> **WHAT THE EXERCISE ASKS**: Locate each line with the string "name" in the listing below and copy it.

── DATASET EXTRACT

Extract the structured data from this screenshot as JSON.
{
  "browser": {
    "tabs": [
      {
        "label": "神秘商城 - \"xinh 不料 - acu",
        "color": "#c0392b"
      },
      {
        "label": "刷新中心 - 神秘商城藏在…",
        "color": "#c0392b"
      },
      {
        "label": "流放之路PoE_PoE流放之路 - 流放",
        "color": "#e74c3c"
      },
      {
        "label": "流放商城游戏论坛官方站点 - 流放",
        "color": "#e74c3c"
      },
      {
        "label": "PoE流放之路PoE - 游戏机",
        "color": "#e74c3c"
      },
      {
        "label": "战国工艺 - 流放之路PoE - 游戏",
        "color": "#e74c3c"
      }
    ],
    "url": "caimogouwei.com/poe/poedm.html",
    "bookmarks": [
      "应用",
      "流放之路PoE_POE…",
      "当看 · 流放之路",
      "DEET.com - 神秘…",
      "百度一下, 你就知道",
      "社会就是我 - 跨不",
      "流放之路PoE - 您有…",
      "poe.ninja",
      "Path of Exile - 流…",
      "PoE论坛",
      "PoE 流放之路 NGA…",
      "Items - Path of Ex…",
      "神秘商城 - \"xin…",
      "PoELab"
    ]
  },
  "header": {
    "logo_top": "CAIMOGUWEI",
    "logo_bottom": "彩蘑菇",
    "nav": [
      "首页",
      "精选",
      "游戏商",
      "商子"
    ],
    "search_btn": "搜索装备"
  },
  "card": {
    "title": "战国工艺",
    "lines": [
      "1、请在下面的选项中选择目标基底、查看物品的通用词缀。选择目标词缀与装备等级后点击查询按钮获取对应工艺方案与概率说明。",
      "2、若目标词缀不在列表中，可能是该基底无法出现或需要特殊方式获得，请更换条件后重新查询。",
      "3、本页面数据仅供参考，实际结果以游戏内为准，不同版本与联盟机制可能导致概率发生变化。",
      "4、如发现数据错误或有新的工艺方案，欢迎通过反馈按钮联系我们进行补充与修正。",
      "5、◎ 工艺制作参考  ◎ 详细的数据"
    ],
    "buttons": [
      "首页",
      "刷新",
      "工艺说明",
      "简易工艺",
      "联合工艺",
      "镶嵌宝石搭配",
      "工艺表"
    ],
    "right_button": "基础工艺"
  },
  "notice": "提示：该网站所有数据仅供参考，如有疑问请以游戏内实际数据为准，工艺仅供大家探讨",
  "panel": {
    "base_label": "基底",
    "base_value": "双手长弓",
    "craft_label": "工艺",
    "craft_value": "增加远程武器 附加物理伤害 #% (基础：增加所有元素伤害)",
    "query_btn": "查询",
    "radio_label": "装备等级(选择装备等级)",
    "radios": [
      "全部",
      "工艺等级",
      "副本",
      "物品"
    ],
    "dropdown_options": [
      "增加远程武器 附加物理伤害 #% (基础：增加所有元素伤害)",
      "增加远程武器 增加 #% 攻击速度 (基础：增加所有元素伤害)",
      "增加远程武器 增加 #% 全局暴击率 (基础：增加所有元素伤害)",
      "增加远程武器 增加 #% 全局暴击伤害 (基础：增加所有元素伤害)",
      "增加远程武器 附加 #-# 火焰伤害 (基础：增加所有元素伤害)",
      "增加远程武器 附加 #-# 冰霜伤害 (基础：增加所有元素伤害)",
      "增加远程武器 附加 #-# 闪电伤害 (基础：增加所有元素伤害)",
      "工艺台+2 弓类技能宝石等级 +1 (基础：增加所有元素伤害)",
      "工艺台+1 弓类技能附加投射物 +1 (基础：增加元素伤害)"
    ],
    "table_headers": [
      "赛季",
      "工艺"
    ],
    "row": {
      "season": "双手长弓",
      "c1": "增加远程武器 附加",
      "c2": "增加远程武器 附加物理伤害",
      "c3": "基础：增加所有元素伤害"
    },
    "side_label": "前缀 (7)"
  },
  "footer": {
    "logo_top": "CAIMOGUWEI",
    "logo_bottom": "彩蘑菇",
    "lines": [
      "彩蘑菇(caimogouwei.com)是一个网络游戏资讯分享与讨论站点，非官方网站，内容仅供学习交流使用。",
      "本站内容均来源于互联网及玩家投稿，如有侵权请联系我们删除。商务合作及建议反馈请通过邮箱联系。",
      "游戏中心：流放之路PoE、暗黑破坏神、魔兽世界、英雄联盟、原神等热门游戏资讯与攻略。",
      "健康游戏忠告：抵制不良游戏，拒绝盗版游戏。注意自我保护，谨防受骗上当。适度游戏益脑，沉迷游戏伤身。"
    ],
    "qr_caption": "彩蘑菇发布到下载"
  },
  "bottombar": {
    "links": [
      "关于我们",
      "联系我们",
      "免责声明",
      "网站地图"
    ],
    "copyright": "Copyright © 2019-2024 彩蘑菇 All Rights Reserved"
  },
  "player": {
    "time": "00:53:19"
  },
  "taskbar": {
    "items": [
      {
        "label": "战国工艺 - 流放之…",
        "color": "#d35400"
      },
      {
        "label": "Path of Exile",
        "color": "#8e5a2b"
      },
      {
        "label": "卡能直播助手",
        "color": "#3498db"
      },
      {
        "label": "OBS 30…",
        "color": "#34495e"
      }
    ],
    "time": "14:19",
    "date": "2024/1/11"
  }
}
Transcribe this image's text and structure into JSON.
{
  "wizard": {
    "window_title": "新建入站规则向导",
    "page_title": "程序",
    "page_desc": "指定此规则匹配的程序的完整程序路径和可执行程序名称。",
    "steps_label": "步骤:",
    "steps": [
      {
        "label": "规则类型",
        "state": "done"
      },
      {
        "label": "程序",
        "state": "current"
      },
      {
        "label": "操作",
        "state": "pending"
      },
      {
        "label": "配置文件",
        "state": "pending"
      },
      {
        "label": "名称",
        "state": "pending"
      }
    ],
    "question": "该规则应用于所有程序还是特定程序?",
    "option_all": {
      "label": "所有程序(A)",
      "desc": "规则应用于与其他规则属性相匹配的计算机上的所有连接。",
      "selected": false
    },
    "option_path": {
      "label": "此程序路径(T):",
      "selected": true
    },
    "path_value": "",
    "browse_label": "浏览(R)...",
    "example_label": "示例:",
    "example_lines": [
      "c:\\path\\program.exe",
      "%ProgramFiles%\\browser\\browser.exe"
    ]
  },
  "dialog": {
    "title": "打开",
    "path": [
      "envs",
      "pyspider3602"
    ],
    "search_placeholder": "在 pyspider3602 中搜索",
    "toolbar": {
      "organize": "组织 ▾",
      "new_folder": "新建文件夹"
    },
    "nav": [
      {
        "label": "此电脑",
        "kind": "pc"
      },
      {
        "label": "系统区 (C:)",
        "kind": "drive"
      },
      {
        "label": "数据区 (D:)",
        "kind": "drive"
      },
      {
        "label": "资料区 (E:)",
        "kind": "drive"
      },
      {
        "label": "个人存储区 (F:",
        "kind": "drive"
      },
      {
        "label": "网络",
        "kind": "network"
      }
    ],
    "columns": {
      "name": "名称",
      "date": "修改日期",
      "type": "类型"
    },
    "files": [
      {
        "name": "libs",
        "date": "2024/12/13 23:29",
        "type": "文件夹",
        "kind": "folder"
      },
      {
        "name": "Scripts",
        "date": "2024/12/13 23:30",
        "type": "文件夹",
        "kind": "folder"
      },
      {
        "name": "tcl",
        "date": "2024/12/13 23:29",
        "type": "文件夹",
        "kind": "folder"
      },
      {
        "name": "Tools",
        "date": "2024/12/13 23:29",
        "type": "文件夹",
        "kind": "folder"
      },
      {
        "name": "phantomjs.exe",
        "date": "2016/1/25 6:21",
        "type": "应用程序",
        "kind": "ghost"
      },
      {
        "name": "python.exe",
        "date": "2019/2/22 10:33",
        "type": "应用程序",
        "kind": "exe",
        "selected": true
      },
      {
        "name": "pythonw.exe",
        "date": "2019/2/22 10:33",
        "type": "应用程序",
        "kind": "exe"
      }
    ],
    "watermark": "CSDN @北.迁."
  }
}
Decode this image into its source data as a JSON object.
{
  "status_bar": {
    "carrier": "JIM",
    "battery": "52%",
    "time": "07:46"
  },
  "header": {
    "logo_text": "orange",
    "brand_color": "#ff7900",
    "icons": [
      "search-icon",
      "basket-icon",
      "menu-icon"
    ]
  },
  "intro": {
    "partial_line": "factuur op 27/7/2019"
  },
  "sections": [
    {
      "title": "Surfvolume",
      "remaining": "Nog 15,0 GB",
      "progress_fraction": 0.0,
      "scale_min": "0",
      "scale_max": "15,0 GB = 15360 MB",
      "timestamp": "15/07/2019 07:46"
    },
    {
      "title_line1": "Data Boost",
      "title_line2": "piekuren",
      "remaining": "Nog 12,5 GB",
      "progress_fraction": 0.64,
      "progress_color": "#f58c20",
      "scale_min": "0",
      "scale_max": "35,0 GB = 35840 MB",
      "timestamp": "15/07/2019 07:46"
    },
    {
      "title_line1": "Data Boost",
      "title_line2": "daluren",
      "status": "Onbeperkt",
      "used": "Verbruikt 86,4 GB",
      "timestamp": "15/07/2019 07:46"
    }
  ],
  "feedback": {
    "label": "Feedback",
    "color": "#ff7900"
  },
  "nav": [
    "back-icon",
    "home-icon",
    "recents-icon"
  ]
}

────

> **FINAL ANSWER**:
      "name": "名称",
        "name": "libs",
        "name": "Scripts",
        "name": "tcl",
        "name": "Tools",
        "name": "phantomjs.exe",
        "name": "python.exe",
        "name": "pythonw.exe",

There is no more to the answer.